      I am really happy that I am able to reach others with similar experiences. Definitely striving for success! Thanks so much for reading! 🙂

  3. Mr.Eagles

    Awesome read!
    Please continue dropping these jewels please! This one hit home with me. I will be looking forward to reading more of your work. Thank you!

    • Cassidy

      Thanks for reading! Many of us share the same experiences and challenges so it is important to share and learn from one another. 🙂

  4. Donna Fernandez

    I have always tried to show you and your siblings diversity and the value of being around everyone–including you and your sisters and brother in all that diversity encompasses. You have gained insight and knowledge of your own cultures and therefore seek to show others. As your mother, I am proud of your sense of diversity as well as your mission to teach others❤

  5. Revel Anderson

    With having nephews and nieces that are bi-racial, I hope that they grow up being able to embrace every part of them and not feel the pressure to conform to just one.
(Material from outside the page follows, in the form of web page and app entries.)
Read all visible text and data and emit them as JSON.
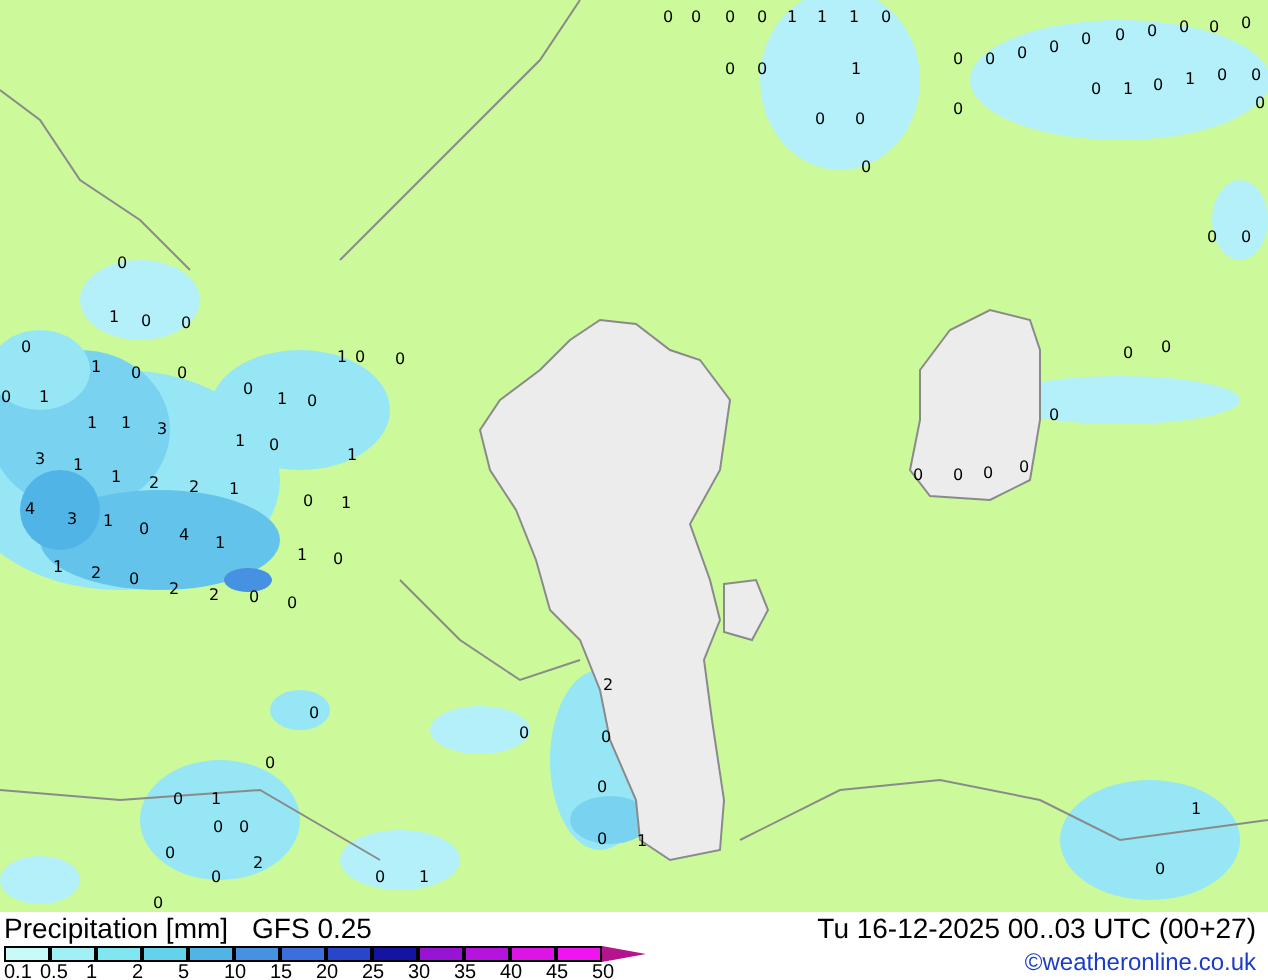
{
  "map": {
    "labels": [
      "0",
      "0",
      "0",
      "0",
      "1",
      "1",
      "1",
      "0",
      "0",
      "0",
      "1",
      "0",
      "0",
      "0",
      "0",
      "0",
      "0",
      "0",
      "0",
      "0",
      "0",
      "0",
      "0",
      "0",
      "0",
      "1",
      "0",
      "1",
      "0",
      "0",
      "0",
      "0",
      "0",
      "0",
      "0",
      "0",
      "0",
      "0",
      "0",
      "0",
      "0",
      "0",
      "1",
      "0",
      "0",
      "0",
      "1",
      "0",
      "0",
      "0",
      "1",
      "0",
      "1",
      "0",
      "0",
      "0",
      "1",
      "1",
      "1",
      "3",
      "1",
      "0",
      "1",
      "3",
      "1",
      "1",
      "2",
      "2",
      "1",
      "0",
      "1",
      "4",
      "3",
      "1",
      "0",
      "4",
      "1",
      "1",
      "0",
      "1",
      "2",
      "0",
      "2",
      "2",
      "0",
      "0",
      "0",
      "2",
      "0",
      "0",
      "0",
      "0",
      "0",
      "1",
      "0",
      "0",
      "0",
      "0",
      "2",
      "0",
      "1",
      "0",
      "1",
      "0",
      "1",
      "0"
    ]
  },
  "legend": {
    "title": "Precipitation [mm]",
    "model": "GFS 0.25",
    "swatches": [
      {
        "color": "#c8fafa"
      },
      {
        "color": "#a0f0f5"
      },
      {
        "color": "#82e6f0"
      },
      {
        "color": "#64d2eb"
      },
      {
        "color": "#50b4e6"
      },
      {
        "color": "#4691e1"
      },
      {
        "color": "#3c6edc"
      },
      {
        "color": "#2846c8"
      },
      {
        "color": "#1414a0"
      },
      {
        "color": "#9614d2"
      },
      {
        "color": "#b414dc"
      },
      {
        "color": "#dc14e6"
      },
      {
        "color": "#f014f0"
      },
      {
        "color": "#b4148c"
      }
    ],
    "ticks": [
      "0.1",
      "0.5",
      "1",
      "2",
      "5",
      "10",
      "15",
      "20",
      "25",
      "30",
      "35",
      "40",
      "45",
      "50"
    ]
  },
  "valid_time": "Tu 16-12-2025 00..03 UTC (00+27)",
  "credit": "©weatheronline.co.uk"
}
I’m grateful for my family because growing up, our family was a melting pot and I had bi-racial cousins, a german cousin that I figured was black but just extra light lol because we weren’t told any differently. And he was treated no different. So thankfully I was used to it and I was always inclusive whether someone was black, mixed, etc. I welcomed it all. I didn’t really see a difference or treat anyone badly because they weren’t black enough or because they were different because that would be like saying something was wrong with my family. <3

    This was a great read and a reminder that love should always trump everything. Love you.

  6. Katie Edwards

    Enjoyed the read! Could see myself through your eyes
    the whole way thru. If I had a dollar for every time someone asked me… SAME! I have actually sat and contemplated which box to check… i just started not checking anything. . I do NOT agree with the other box at all.. We are all human!
    Choose Love

  7. Sophilia

    Who knew you felt that way??? I always thought (still do) you were a cool chick. This is really good information to share to others who may have been going through the same thing. I just wish I knew you had the gift of writing at LECJ…girl you could’ve really helped me in Mrs. Cokers class!

  8. Dope words. I used to get bullied for a while because I was part-time American. It never really bothered me much, simply because I’ve always loved that fact about myself. Can’t wait to read your other work.

  9. My grandparents and great grandparents are mixed race which is why all of family have different complexions. And totally love how each of us are unique and beautiful! I wish everyone felt that way! I love hearing your story because it speaks to me and my families’ experience.

    • Cassidy

      Thanks for reading Lanae! I like to find beauty in all, and it’s wonderful that you can experience so much diversity within your own family.

Leave a Reply

Your email address will not be published. Required fields are marked *